# union and intersection of a set meaning same thing?

I am confused about union and intersection of sets.

Is my understanding correct that if there are three sets $A,B,C$ and $x \in A$ and $x \notin B$ and $x \notin C$ then we can write $x \in A \setminus (B \cup C)$ or write $x \in A \setminus (B \cap C)$ and both expressions are the same?

Also when $x \notin A$ and $x \notin B$ meaning $x \in A^c$ and $x \in B^c$, can we write $x \in A^c \cup B^c$ or write $x \in A^c \cap B^c$ and they would both mean the same thing?

• No, but we do have $A\setminus (B\cup C)\subseteq A\setminus (B\cap C)$ – Prasun Biswas Sep 23 '17 at 20:18

Let $A = \{ 1,2,3\}$, $B=\{ 1 \}, C = \{2 \}$.

$$A \setminus (B \cup C) = \{3\}$$

$$A \setminus (B \cap C) = \{1,2,3\}$$

Try to answer the other question using an example too.

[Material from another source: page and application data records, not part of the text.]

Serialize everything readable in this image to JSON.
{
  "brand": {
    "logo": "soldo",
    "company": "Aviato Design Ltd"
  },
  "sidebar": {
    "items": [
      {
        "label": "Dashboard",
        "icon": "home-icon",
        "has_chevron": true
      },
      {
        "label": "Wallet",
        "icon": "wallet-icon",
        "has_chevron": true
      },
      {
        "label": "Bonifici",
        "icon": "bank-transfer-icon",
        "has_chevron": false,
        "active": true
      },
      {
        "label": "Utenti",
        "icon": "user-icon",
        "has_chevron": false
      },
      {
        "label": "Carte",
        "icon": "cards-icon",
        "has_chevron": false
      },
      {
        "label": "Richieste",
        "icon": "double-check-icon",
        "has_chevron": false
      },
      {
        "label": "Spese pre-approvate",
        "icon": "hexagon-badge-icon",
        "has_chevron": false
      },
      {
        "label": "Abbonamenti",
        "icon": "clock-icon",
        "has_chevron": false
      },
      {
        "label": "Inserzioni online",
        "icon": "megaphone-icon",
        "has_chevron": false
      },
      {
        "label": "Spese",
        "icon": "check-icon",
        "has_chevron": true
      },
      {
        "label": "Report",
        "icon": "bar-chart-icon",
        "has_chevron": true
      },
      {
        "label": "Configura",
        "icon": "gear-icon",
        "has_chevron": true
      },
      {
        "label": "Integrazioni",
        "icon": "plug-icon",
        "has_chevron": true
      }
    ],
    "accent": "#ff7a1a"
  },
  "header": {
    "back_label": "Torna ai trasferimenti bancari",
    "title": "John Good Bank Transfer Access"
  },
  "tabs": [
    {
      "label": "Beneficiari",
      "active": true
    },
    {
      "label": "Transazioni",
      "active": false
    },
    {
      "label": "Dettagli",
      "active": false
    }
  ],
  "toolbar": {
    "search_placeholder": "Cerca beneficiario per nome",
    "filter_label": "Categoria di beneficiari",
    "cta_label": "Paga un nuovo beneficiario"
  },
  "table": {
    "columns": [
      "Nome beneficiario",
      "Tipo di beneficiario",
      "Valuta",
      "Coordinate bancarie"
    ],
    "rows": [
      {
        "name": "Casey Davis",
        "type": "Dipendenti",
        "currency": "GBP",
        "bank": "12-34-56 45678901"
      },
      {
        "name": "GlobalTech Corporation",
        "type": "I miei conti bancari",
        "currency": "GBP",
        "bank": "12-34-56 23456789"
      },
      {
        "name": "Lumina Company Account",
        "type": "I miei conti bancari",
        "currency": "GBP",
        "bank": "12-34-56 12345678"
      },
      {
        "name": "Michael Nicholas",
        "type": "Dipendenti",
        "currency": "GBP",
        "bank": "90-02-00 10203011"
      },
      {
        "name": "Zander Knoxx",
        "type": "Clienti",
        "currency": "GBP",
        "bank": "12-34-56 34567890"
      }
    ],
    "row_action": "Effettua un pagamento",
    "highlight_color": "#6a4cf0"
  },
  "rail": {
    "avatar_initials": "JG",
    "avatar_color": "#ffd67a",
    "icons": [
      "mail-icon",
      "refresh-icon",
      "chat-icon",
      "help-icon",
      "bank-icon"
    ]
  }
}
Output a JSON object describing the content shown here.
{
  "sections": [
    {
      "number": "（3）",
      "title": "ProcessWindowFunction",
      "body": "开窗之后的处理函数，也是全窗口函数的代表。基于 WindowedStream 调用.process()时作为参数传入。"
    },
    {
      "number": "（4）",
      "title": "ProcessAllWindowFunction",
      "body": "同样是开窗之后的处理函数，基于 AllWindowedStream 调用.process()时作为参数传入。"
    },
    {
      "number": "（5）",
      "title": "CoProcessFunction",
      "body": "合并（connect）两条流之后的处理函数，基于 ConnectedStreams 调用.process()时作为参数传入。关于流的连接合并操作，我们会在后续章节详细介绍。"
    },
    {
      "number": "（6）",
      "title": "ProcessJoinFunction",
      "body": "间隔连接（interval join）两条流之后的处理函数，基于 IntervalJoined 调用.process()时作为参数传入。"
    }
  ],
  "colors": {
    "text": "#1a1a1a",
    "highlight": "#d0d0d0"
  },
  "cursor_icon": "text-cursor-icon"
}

• So they are not the same when $x \in A$ and $x \notin B$ and $x \notin c$? I was looking at a proof and in this condition $A \setminus (B \cup C)$ was used and I don't understand how $A \setminus (B \cup C)$ would make sense if both aren't the same because to my understanding $x \in A$ and $x \notin B$ and $x \notin c$ means $A \setminus (B \cap C)$ – lakada Sep 23 '17 at 20:23
• @amWhy Doesn't the second also contain elements of A, that remain after discarding elements in B and C? – lakada Sep 23 '17 at 20:38
• @lakada the example has illustrated that they are not equal isn't it? – Siong Thye Goh Sep 23 '17 at 22:26
• if $x \in A , x \notin B$, and $x \notin C$, we can write it as $x \in A \cap B^c \cap C^c = A \cap (B \cup C)^c = A \setminus (B \cup C)$ by de Morgan's law. – Siong Thye Goh Sep 23 '17 at 22:28

For the second part, you need to think that if some $x$ is in the intersection of two sets then it is in the union. But if it is in the union not necessarily it is in the intersection.